  • Seek Value Across Market Capitalizations: Don't limit yourself to large-cap companies. Explore small- and mid-cap stocks, which might offer lower valuations and higher growth potential, diversifying your portfolio by risk and market exposure.
  • Look Beyond Traditional Metrics: Consider alternative valuation metrics like price-to-sales or price-to-cash flow, especially for companies with unconventional business models or significant intangible assets. This can help uncover hidden gems not fully captured by traditional ratios.

3. Balancing Growth and Stability:

  • Growth vs. Value Tilt: Decide on your overall portfolio tilt – favoring high-growth companies (typically higher valuations) or value-oriented companies (typically lower valuations). This aligns your portfolio with your risk tolerance and investment horizon.
  • Cross-Correlations: Analyze the correlations between valuation ratios of different companies within your portfolio. Aim for low or negative correlations to minimize the impact of a downturn in one sector affecting the entire portfolio.
  • Dynamic Diversification: Rebalance your portfolio periodically to maintain your desired diversification and adjust valuations based on evolving market conditions and your investment goals.

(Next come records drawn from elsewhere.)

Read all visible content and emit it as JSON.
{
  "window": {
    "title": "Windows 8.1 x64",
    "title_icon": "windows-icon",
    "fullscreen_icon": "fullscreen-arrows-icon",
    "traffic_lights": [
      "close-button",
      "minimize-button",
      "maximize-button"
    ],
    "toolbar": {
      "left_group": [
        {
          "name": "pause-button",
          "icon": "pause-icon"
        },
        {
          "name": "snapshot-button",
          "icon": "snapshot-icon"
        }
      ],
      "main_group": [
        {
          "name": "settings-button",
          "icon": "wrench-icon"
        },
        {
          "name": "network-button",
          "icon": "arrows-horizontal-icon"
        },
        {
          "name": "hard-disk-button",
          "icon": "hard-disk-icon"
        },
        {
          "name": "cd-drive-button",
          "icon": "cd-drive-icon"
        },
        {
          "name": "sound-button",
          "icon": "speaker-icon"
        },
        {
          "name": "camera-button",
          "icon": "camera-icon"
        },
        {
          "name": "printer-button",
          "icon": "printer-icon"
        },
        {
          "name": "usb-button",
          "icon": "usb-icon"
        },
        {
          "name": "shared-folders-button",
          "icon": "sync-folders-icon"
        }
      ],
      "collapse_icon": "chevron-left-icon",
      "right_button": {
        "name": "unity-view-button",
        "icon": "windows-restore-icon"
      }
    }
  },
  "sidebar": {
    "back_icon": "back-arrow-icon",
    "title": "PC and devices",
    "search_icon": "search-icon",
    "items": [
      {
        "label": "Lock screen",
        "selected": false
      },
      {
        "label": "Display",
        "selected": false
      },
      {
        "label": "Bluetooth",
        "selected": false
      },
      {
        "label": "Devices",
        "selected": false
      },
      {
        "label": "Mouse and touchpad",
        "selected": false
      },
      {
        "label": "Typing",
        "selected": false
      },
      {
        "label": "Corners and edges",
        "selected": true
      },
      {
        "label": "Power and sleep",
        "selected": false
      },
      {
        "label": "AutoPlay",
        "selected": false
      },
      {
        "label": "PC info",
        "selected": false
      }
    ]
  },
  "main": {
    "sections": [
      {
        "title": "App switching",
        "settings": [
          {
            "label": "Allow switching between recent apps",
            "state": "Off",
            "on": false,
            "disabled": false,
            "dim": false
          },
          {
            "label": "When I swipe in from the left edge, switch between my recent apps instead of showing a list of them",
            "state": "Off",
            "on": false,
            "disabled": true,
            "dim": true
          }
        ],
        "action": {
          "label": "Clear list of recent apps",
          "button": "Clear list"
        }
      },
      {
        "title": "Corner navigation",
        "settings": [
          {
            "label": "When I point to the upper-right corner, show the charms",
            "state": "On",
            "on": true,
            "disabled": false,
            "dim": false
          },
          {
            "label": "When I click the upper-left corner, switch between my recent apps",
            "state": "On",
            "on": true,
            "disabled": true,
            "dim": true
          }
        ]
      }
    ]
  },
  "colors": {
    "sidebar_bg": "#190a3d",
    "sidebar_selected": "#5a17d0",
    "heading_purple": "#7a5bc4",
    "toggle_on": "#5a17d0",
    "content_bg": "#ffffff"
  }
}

  • Valuation ratios are just one tool in your diversification toolbox. Consider other factors like company fundamentals, industry trends, and management quality.
  • Diversification doesn't guarantee returns but aims to minimize risk and smooth out portfolio performance over time.
  • Seek professional advice if needed. A financial advisor can help tailor your diversification strategy to your specific financial circumstances and risk tolerance.

By strategically using valuation ratios in your portfolio diversification approach, you can create a well-rounded investment portfolio that weathers market storms and captures potential opportunities for growth.